It took Elliott Spitzer to shine a light on these arrangements and, once he did, virtually everybody agreed that they were indefensible (not that service providers shouldn't get paid, but that their fees should be known to the payor, who would then be in a position to comparison shop). Now everybody is getting into the act. Both the SEC and DOL are acting as though they just found out that these arrangements exist and are telling plan fiduciaries to ask questions. DOL is going to require greater disclosure on Forms 5500 and is considering amending the section 408(b)(2) regs. to require knowledge of fees as a pre-condition to a determination of reasonableness.

If only it were that easy. No matter how much disclosure the government may require, people will figure out new ways to be paid.
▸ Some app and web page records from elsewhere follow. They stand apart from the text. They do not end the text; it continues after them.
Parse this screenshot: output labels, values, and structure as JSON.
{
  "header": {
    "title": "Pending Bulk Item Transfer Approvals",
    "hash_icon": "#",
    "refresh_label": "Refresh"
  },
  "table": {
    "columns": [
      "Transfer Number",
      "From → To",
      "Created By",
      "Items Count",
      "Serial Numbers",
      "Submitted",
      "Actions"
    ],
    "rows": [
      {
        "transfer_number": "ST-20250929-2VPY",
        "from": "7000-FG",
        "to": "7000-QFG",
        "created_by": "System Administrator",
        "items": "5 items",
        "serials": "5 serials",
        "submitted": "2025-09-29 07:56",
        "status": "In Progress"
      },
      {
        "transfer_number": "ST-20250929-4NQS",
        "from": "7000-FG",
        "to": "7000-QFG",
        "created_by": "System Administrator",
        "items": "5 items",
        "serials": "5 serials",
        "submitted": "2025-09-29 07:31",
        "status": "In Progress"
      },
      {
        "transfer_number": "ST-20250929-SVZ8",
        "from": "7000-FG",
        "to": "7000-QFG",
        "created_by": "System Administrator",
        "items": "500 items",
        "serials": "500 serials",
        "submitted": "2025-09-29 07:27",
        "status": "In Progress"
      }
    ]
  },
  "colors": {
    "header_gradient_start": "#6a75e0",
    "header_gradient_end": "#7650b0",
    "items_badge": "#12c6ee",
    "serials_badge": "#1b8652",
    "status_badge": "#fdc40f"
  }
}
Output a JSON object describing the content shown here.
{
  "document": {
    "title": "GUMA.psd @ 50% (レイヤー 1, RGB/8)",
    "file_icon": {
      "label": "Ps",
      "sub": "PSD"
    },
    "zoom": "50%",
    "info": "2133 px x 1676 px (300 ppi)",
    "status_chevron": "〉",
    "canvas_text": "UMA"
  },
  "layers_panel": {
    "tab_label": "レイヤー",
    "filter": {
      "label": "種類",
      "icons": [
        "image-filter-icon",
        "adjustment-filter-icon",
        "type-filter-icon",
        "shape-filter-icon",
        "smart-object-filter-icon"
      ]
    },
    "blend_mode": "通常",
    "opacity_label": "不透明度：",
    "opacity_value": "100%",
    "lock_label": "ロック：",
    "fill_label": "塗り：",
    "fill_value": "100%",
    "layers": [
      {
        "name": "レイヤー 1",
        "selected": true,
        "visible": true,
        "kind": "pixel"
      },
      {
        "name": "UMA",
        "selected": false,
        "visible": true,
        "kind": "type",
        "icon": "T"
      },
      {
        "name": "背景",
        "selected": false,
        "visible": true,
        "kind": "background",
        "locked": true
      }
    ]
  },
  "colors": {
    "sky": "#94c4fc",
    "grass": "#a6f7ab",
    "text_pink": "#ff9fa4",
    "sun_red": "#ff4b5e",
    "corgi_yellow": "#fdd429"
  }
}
In fact, there are so many ways now, that full disclosure would probably create something as difficult to prepare and read as a prospectus. Great for the service providers who prepare them, but of little practical use to plan fiduciaries, let alone participants.

In my view, for greater disclosure to become effective, it must be accompanied by greater simplicity. I don't think either DOL or the SEC currently has the authority to dictate how fees will be paid (as long as prohibited transactions are avoided), and the chances of Congress passing an ERISA equivalent of a truth-in-lending disclosure statement appear nil. This doesn't mean that the problem won't be solved. It just means that the problem will be solved by class action litigation--a boon to the lawyers, but to no one else.

What I don't understand is why the industry groups, such as ICI or ACLI don't come forward to take the lead. This can easily be accomplished by standardized disclosure statements coupled with a commitment to receive or pay no fees not covered by those statements. This would probably be a net plus to the members of those associations, since, I assume, mutual funds and insurance companies pay more secret fees and commissions than they receive.

It seems to me the end result is both inevitable and desirable--full disclosure (in an understandable form) of all fees paid or received by a service provider in connection with a plan's business. There are four ways to get there; legislation, litigation, regulation (to the extent possible) and industy initiative. The latter, I think, is most desirable, but least likely to occur. The least desirable is litigation, and that is how I think it will happen.

Any thoughts or comments?